  • Symptom. Ranking Web Server prints an “Inconsistent data” exception.

    Possible cause. RWS has its own local storage of the score data; this exception usually means that it got corrupted in some way (e.g., some of the data was deleted). If all the scores are still present in the core CMS, the easiest way to fix this is to stop RWS and ProxyService, run cmsRankingWebServer -d to delete the local storage, then start again RWS and PS.


  • Symptom. The Worker fails to evaluate a submission logging about an invalid (empty) output from the manager.

    Possible cause. You might have been used a non-statically linked checker. The sandbox prevent dynamically linked executables to work. Try compiling the checker with `-static`. Also, make sure that the checker was compiled for the architecture of the workers (e.g., 32 or 64 bits).

  • Symptom. The Worker fails to evaluate a submission with a generic failure.

    Possible cause. Make sure that the isolate binary that CMS is using has the correct permissions (in particular, its owner is root and it has the suid bit set). Be careful of having multiple isolate binaries in your path. Another reason could be that you are using an old version of isolate.

  • Symptom. Contestants’ solutions fail when trying to write large outputs.

    Possible cause. CMS limits the maximum output size from programs being evaluated for security reasons. Currently the limit is 1 GB and can be configured by changing the parameter max_file_size in cms.conf.


  • Symptom. Submissions that should exceed memory limit actually pass or exceed the time limits.

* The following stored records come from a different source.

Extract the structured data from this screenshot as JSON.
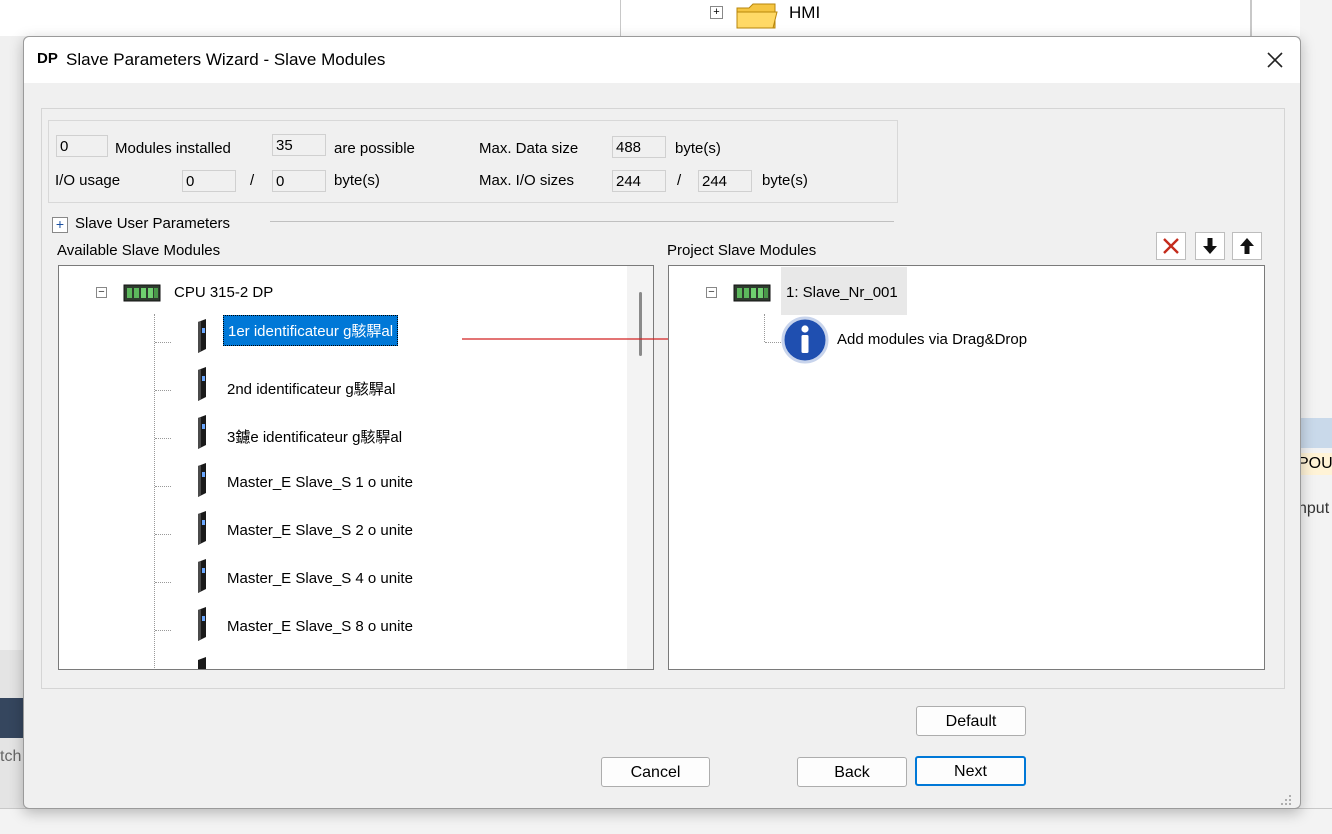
{
  "background": {
    "hmi_label": "HMI",
    "right_tab_label": "POU",
    "right_input_label": "nput",
    "left_label": "tch"
  },
  "dialog": {
    "title_icon": "DP",
    "title": "Slave Parameters Wizard - Slave Modules",
    "close_icon": "close-icon",
    "info": {
      "modules_installed_value": "0",
      "modules_installed_label": "Modules installed",
      "possible_value": "35",
      "possible_label": "are possible",
      "max_data_size_label": "Max. Data size",
      "max_data_size_value": "488",
      "max_data_size_unit": "byte(s)",
      "io_usage_label": "I/O usage",
      "io_usage_in": "0",
      "io_usage_sep": "/",
      "io_usage_out": "0",
      "io_usage_unit": "byte(s)",
      "max_io_label": "Max. I/O sizes",
      "max_io_in": "244",
      "max_io_sep": "/",
      "max_io_out": "244",
      "max_io_unit": "byte(s)"
    },
    "slave_user_params": {
      "expand_symbol": "+",
      "label": "Slave User Parameters"
    },
    "available": {
      "header": "Available Slave Modules",
      "root": "CPU 315-2 DP",
      "items": [
        "1er identificateur g駭駻al",
        "2nd identificateur g駭駻al",
        "3鑢e identificateur g駭駻al",
        "Master_E Slave_S  1 o unite",
        "Master_E Slave_S  2 o unite",
        "Master_E Slave_S  4 o unite",
        "Master_E Slave_S  8 o unite"
      ]
    },
    "project": {
      "header": "Project Slave Modules",
      "root": "1: Slave_Nr_001",
      "hint": "Add modules via Drag&Drop",
      "toolbar": [
        "delete-icon",
        "move-down-icon",
        "move-up-icon"
      ]
    },
    "buttons": {
      "default": "Default",
      "cancel": "Cancel",
      "back": "Back",
      "next": "Next"
    },
    "colors": {
      "selection": "#0078d7",
      "arrow": "#d22222",
      "delete": "#c42b1c"
    }
  }
}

    Possible cause. You have an active swap partition on the workers; isolate only limit physical memory, not swap usage. Disable the swap with sudo swapoff -a.

  • Symptom. Re-running evaluations gives very different time or memory usage.

    Possible cause. Make sure the workers are configured in a way to minimize resource usage variability, by following isolate’s guidelines for reproducible results.